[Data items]

= = = =

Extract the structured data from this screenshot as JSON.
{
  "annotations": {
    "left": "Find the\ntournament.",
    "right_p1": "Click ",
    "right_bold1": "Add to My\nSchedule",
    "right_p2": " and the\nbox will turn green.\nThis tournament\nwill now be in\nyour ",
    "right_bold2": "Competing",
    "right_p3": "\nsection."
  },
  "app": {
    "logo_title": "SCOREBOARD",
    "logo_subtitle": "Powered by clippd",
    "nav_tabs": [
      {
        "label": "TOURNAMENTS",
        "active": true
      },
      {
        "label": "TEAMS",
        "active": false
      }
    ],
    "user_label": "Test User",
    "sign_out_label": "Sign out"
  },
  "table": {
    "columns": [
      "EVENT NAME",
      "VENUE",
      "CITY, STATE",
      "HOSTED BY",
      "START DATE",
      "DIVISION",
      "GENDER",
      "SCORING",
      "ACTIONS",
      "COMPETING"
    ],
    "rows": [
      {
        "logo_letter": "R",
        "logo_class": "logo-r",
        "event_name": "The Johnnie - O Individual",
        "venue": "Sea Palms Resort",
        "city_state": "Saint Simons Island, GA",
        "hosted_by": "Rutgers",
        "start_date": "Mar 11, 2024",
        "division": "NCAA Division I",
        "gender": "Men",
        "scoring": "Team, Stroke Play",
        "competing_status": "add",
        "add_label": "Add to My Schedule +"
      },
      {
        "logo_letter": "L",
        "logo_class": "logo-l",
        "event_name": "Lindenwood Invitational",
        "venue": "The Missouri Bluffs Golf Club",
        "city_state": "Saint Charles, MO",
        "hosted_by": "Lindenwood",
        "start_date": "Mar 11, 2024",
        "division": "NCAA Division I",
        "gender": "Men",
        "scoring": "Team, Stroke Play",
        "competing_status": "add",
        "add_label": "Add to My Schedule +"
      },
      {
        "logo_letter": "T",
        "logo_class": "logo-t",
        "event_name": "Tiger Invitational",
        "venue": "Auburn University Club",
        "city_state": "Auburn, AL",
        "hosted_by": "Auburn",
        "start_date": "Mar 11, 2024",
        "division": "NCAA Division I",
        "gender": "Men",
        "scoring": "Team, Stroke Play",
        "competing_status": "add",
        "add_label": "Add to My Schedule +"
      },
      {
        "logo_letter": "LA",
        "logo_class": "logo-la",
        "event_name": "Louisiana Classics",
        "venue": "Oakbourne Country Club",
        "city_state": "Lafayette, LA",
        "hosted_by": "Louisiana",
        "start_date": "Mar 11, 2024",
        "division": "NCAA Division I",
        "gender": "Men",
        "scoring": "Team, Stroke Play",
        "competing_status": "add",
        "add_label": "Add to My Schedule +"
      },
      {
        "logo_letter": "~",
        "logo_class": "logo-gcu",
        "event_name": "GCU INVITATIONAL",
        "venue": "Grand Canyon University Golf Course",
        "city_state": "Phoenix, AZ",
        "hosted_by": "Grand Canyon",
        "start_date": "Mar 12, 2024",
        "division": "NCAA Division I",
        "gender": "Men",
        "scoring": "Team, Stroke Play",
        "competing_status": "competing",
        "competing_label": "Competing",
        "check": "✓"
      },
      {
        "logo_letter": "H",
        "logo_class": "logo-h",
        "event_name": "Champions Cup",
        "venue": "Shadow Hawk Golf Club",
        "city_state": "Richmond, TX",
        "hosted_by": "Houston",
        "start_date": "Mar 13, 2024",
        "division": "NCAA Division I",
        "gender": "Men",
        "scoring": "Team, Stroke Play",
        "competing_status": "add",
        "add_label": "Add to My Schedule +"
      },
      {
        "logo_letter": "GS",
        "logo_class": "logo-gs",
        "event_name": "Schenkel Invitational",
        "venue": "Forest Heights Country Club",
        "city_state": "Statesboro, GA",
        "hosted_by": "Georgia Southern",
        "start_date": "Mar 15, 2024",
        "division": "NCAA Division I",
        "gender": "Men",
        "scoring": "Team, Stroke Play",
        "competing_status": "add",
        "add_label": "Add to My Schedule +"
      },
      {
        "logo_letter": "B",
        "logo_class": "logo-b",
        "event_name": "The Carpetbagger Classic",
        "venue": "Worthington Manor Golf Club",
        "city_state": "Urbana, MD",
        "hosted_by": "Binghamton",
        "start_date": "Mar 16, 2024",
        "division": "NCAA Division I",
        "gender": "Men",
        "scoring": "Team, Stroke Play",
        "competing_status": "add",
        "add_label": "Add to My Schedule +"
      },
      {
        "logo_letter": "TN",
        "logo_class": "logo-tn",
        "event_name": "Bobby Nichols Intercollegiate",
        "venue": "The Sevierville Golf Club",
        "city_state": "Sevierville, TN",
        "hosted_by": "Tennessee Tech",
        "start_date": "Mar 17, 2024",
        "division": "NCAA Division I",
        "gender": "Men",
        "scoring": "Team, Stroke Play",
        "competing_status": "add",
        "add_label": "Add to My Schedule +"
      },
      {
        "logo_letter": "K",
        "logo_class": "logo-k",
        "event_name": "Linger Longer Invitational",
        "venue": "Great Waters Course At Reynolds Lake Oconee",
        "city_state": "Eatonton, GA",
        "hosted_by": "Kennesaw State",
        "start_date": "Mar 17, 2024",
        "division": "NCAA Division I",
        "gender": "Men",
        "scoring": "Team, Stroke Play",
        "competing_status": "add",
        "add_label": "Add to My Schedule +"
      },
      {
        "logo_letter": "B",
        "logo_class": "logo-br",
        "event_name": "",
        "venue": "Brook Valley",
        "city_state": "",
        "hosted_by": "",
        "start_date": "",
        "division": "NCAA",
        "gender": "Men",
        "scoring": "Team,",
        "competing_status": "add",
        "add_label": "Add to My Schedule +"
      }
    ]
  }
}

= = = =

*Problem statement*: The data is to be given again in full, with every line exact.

*Answer*:
Extract the structured data from this screenshot as JSON.
{
  "annotations": {
    "left": "Find the\ntournament.",
    "right_p1": "Click ",
    "right_bold1": "Add to My\nSchedule",
    "right_p2": " and the\nbox will turn green.\nThis tournament\nwill now be in\nyour ",
    "right_bold2": "Competing",
    "right_p3": "\nsection."
  },
  "app": {
    "logo_title": "SCOREBOARD",
    "logo_subtitle": "Powered by clippd",
    "nav_tabs": [
      {
        "label": "TOURNAMENTS",
        "active": true
      },
      {
        "label": "TEAMS",
        "active": false
      }
    ],
    "user_label": "Test User",
    "sign_out_label": "Sign out"
  },
  "table": {
    "columns": [
      "EVENT NAME",
      "VENUE",
      "CITY, STATE",
      "HOSTED BY",
      "START DATE",
      "DIVISION",
      "GENDER",
      "SCORING",
      "ACTIONS",
      "COMPETING"
    ],
    "rows": [
      {
        "logo_letter": "R",
        "logo_class": "logo-r",
        "event_name": "The Johnnie - O Individual",
        "venue": "Sea Palms Resort",
        "city_state": "Saint Simons Island, GA",
        "hosted_by": "Rutgers",
        "start_date": "Mar 11, 2024",
        "division": "NCAA Division I",
        "gender": "Men",
        "scoring": "Team, Stroke Play",
        "competing_status": "add",
        "add_label": "Add to My Schedule +"
      },
      {
        "logo_letter": "L",
        "logo_class": "logo-l",
        "event_name": "Lindenwood Invitational",
        "venue": "The Missouri Bluffs Golf Club",
        "city_state": "Saint Charles, MO",
        "hosted_by": "Lindenwood",
        "start_date": "Mar 11, 2024",
        "division": "NCAA Division I",
        "gender": "Men",
        "scoring": "Team, Stroke Play",
        "competing_status": "add",
        "add_label": "Add to My Schedule +"
      },
      {
        "logo_letter": "T",
        "logo_class": "logo-t",
        "event_name": "Tiger Invitational",
        "venue": "Auburn University Club",
        "city_state": "Auburn, AL",
        "hosted_by": "Auburn",
        "start_date": "Mar 11, 2024",
        "division": "NCAA Division I",
        "gender": "Men",
        "scoring": "Team, Stroke Play",
        "competing_status": "add",
        "add_label": "Add to My Schedule +"
      },
      {
        "logo_letter": "LA",
        "logo_class": "logo-la",
        "event_name": "Louisiana Classics",
        "venue": "Oakbourne Country Club",
        "city_state": "Lafayette, LA",
        "hosted_by": "Louisiana",
        "start_date": "Mar 11, 2024",
        "division": "NCAA Division I",
        "gender": "Men",
        "scoring": "Team, Stroke Play",
        "competing_status": "add",
        "add_label": "Add to My Schedule +"
      },
      {
        "logo_letter": "~",
        "logo_class": "logo-gcu",
        "event_name": "GCU INVITATIONAL",
        "venue": "Grand Canyon University Golf Course",
        "city_state": "Phoenix, AZ",
        "hosted_by": "Grand Canyon",
        "start_date": "Mar 12, 2024",
        "division": "NCAA Division I",
        "gender": "Men",
        "scoring": "Team, Stroke Play",
        "competing_status": "competing",
        "competing_label": "Competing",
        "check": "✓"
      },
      {
        "logo_letter": "H",
        "logo_class": "logo-h",
        "event_name": "Champions Cup",
        "venue": "Shadow Hawk Golf Club",
        "city_state": "Richmond, TX",
        "hosted_by": "Houston",
        "start_date": "Mar 13, 2024",
        "division": "NCAA Division I",
        "gender": "Men",
        "scoring": "Team, Stroke Play",
        "competing_status": "add",
        "add_label": "Add to My Schedule +"
      },
      {
        "logo_letter": "GS",
        "logo_class": "logo-gs",
        "event_name": "Schenkel Invitational",
        "venue": "Forest Heights Country Club",
        "city_state": "Statesboro, GA",
        "hosted_by": "Georgia Southern",
        "start_date": "Mar 15, 2024",
        "division": "NCAA Division I",
        "gender": "Men",
        "scoring": "Team, Stroke Play",
        "competing_status": "add",
        "add_label": "Add to My Schedule +"
      },
      {
        "logo_letter": "B",
        "logo_class": "logo-b",
        "event_name": "The Carpetbagger Classic",
        "venue": "Worthington Manor Golf Club",
        "city_state": "Urbana, MD",
        "hosted_by": "Binghamton",
        "start_date": "Mar 16, 2024",
        "division": "NCAA Division I",
        "gender": "Men",
        "scoring": "Team, Stroke Play",
        "competing_status": "add",
        "add_label": "Add to My Schedule +"
      },
      {
        "logo_letter": "TN",
        "logo_class": "logo-tn",
        "event_name": "Bobby Nichols Intercollegiate",
        "venue": "The Sevierville Golf Club",
        "city_state": "Sevierville, TN",
        "hosted_by": "Tennessee Tech",
        "start_date": "Mar 17, 2024",
        "division": "NCAA Division I",
        "gender": "Men",
        "scoring": "Team, Stroke Play",
        "competing_status": "add",
        "add_label": "Add to My Schedule +"
      },
      {
        "logo_letter": "K",
        "logo_class": "logo-k",
        "event_name": "Linger Longer Invitational",
        "venue": "Great Waters Course At Reynolds Lake Oconee",
        "city_state": "Eatonton, GA",
        "hosted_by": "Kennesaw State",
        "start_date": "Mar 17, 2024",
        "division": "NCAA Division I",
        "gender": "Men",
        "scoring": "Team, Stroke Play",
        "competing_status": "add",
        "add_label": "Add to My Schedule +"
      },
      {
        "logo_letter": "B",
        "logo_class": "logo-br",
        "event_name": "",
        "venue": "Brook Valley",
        "city_state": "",
        "hosted_by": "",
        "start_date": "",
        "division": "NCAA",
        "gender": "Men",
        "scoring": "Team,",
        "competing_status": "add",
        "add_label": "Add to My Schedule +"
      }
    ]
  }
}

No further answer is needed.